“I wouldn’t go as far as saying the whole future of our business depends on the success of this rebrand because where we have succeeded, certainly in the past 10 or so years, is by having a very wide brand portfolio,” continues Westwood. “But it is important, hence the amount of effort and investment we’ve put into it.”
A big part of the programme, which has been rolled out across all of the Marston’s range and the brewer’s other brands, apart from one, was about appealing to a younger audience.
“The only brands we haven’t looked at is Wychwood, which is rather peculiar given we would describe that as our modern and contemporary range. So there’s probably a ‘watch this space’ there for those,” he hints.
Has all the investment led to success, though? It’s hard to tell, other than through anecdotal evidence, what impact the rebranding exercise has had on sales. He says: “Given that it was quite a big and new departure for Marston’s, we were all slightly nervous but I have to say in the few months we have been up and running, it has surpassed my expectations.”
There are eight brand houses, as Westwood calls them, in Marston’s beer portfolio, which has been built up over the years. Each ‘house’ contains a handful of established names. For example, within Jennings, there is Sneck Lifter, Cocker Hoop, Bitter and Cumberland. The brewer is also working with American craft brewery Shipyard to brew its beers in the UK.

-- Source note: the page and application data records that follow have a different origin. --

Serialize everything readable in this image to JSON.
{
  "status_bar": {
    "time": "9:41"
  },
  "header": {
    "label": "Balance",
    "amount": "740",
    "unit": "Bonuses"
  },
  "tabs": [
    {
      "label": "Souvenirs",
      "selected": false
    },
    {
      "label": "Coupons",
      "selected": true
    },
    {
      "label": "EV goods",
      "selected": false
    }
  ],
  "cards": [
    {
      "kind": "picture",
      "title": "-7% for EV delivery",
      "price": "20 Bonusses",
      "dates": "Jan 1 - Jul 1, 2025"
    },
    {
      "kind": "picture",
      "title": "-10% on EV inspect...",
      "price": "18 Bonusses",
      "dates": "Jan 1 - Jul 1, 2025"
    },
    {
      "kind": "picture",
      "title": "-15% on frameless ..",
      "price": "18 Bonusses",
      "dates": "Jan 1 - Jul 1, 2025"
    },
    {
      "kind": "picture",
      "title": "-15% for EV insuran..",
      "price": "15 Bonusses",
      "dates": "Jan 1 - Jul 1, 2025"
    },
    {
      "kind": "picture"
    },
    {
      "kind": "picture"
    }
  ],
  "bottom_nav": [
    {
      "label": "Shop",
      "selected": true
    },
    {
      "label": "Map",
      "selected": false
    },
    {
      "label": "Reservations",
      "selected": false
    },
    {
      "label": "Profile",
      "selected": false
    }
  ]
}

This leads to the question of whether Westwood and his team are looking to acquire or work with any other breweries at home or abroad. There are, he will say, ongoing collaborative talks with a number of breweries, but refuses to give any details on which and when anything may be confirmed.
As for acquisitions, he adds: “There is no movement directly on buying any new brands. Acquisition is part of our growth strategy but we have to be very balanced about this.

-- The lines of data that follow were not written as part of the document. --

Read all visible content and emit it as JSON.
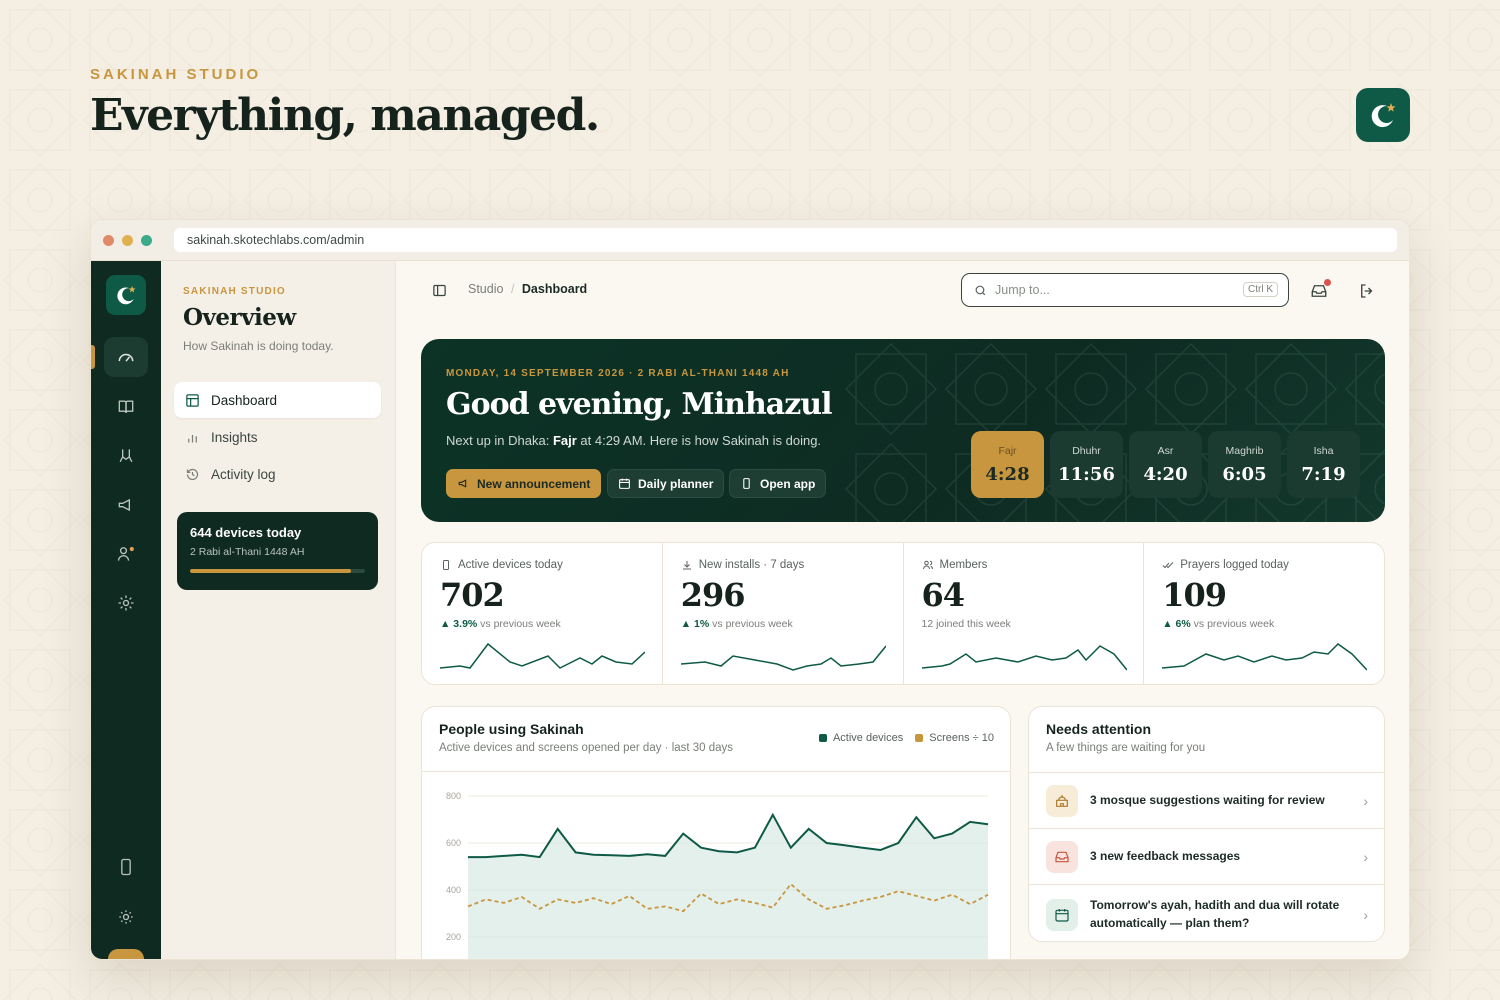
{
  "hero": {
    "eyebrow": "SAKINAH STUDIO",
    "title": "Everything, managed."
  },
  "browser": {
    "url": "sakinah.skotechlabs.com/admin"
  },
  "sidebar": {
    "eyebrow": "SAKINAH STUDIO",
    "title": "Overview",
    "subtitle": "How Sakinah is doing today.",
    "items": [
      {
        "label": "Dashboard",
        "icon": "layout-icon",
        "active": true
      },
      {
        "label": "Insights",
        "icon": "bar-chart-icon",
        "active": false
      },
      {
        "label": "Activity log",
        "icon": "history-icon",
        "active": false
      }
    ],
    "devices_card": {
      "title": "644 devices today",
      "subtitle": "2 Rabi al-Thani 1448 AH",
      "progress": 0.92
    }
  },
  "rail": {
    "icons": [
      "gauge-icon",
      "book-icon",
      "hands-icon",
      "megaphone-icon",
      "users-icon",
      "settings-icon",
      "phone-icon",
      "sun-icon"
    ]
  },
  "topbar": {
    "breadcrumb_root": "Studio",
    "breadcrumb_sep": "/",
    "breadcrumb_current": "Dashboard",
    "search_placeholder": "Jump to...",
    "search_shortcut": "Ctrl K"
  },
  "greeting": {
    "date": "MONDAY, 14 SEPTEMBER 2026 · 2 RABI AL-THANI 1448 AH",
    "title": "Good evening, Minhazul",
    "sub_prefix": "Next up in Dhaka: ",
    "sub_prayer": "Fajr",
    "sub_suffix": " at 4:29 AM. Here is how Sakinah is doing.",
    "buttons": {
      "announcement": "New announcement",
      "planner": "Daily planner",
      "open_app": "Open app"
    },
    "prayers": [
      {
        "name": "Fajr",
        "time": "4:28",
        "active": true
      },
      {
        "name": "Dhuhr",
        "time": "11:56",
        "active": false
      },
      {
        "name": "Asr",
        "time": "4:20",
        "active": false
      },
      {
        "name": "Maghrib",
        "time": "6:05",
        "active": false
      },
      {
        "name": "Isha",
        "time": "7:19",
        "active": false
      }
    ]
  },
  "stats": [
    {
      "label": "Active devices today",
      "value": "702",
      "delta": "▲ 3.9%",
      "delta_text": " vs previous week",
      "icon": "phone-icon"
    },
    {
      "label": "New installs · 7 days",
      "value": "296",
      "delta": "▲ 1%",
      "delta_text": " vs previous week",
      "icon": "download-icon"
    },
    {
      "label": "Members",
      "value": "64",
      "delta": "",
      "delta_text": "12 joined this week",
      "icon": "users-icon"
    },
    {
      "label": "Prayers logged today",
      "value": "109",
      "delta": "▲ 6%",
      "delta_text": " vs previous week",
      "icon": "check-check-icon"
    }
  ],
  "people_card": {
    "title": "People using Sakinah",
    "subtitle": "Active devices and screens opened per day · last 30 days",
    "legend_active": "Active devices",
    "legend_screens": "Screens ÷ 10"
  },
  "attention": {
    "title": "Needs attention",
    "subtitle": "A few things are waiting for you",
    "items": [
      {
        "text": "3 mosque suggestions waiting for review",
        "icon": "mosque-icon"
      },
      {
        "text": "3 new feedback messages",
        "icon": "inbox-icon"
      },
      {
        "text": "Tomorrow's ayah, hadith and dua will rotate automatically — plan them?",
        "icon": "calendar-icon"
      }
    ]
  },
  "colors": {
    "brand_green": "#0e5a46",
    "dark_green": "#0f2a21",
    "gold": "#c8963e",
    "cream": "#f4eee3"
  },
  "chart_data": {
    "type": "line",
    "title": "People using Sakinah",
    "ylim": [
      200,
      800
    ],
    "yticks": [
      800,
      600,
      400,
      200
    ],
    "series": [
      {
        "name": "Active devices",
        "values": [
          540,
          540,
          545,
          550,
          540,
          660,
          560,
          550,
          548,
          545,
          552,
          545,
          640,
          580,
          565,
          560,
          580,
          720,
          580,
          660,
          600,
          590,
          580,
          570,
          600,
          710,
          620,
          640,
          690,
          680
        ]
      },
      {
        "name": "Screens ÷ 10",
        "values": [
          330,
          360,
          345,
          370,
          320,
          360,
          345,
          365,
          340,
          375,
          320,
          330,
          310,
          385,
          340,
          360,
          345,
          325,
          425,
          360,
          320,
          335,
          355,
          370,
          395,
          375,
          355,
          380,
          340,
          380
        ]
      }
    ]
  }
}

“My role and the role of the board is to have a strategy of organic growth and that for us hasn’t changed over the years. I don’t get out of bed every morning and say to myself ‘I need to buy a brewery today’.”
Westwood continues: “If another brand came up that we could do something with and use our expertise and infrastructure and scale to build, and it was at the right price, we would certainly look at that.”

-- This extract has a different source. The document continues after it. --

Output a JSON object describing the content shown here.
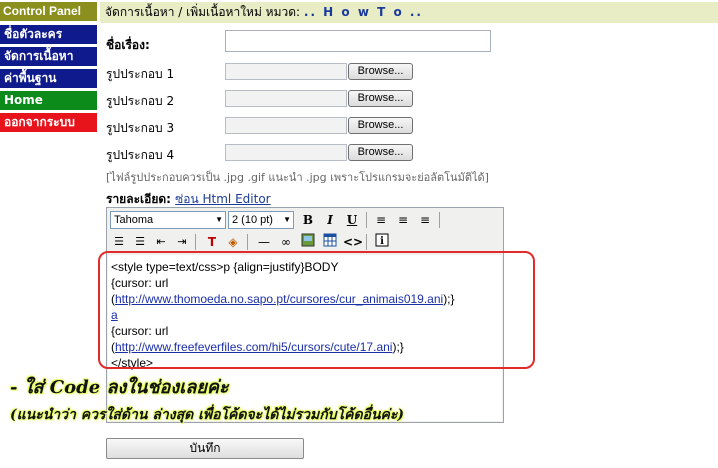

Plans for growth, whether acquisitions, partnerships or new beer launches, are always on the agenda for Westwood, who is adamant the brewer and pubco will continue to remain relevant to drinkers present and future.
This growth plan, you get the strong sense when talking with the beer boss, will not be hindered by any down-talking of cask and the rise of craft keg beers.
Any controversy surrounding cask will not stand in the way of Westwood, that is clear from the off. It is important to him the collective beer industry gets its priorities right and focuses on creating better beer.
Westwood on cask debate
Cask brewers may have improved their beer quality over the years, but the on-trade’s openness to flout the rules and sell the product beyond its best condition could spell trouble for the category, according to Marston’s managing director Richard Westwood.
Despite the current issues aired around the quality of cask beer in pubs, Westwood told The Morning Advertiser (MA) in a video interview that the future of the brew is strong and secure.
Westwood said: “Cask beer will always be better than keg and there is no magic behind that – cask is pure.”
He added: “I have to say I don’t think the future has ever been rosier for beer generally and cask for us, and the industry still plays a major part.
“The brewers these days are genuinely producing the best beer we ever have and that’s because our understanding is better.
“But, we do have a conundrum in our industry and that is that no matter how good a cellarman you are and no matter how many times you clean your lines, if you want to sell cask beer beyond three-and-a-half to four days after being broached, you are in trouble.” Watch the full video here: http://bit.ly/2nEWFae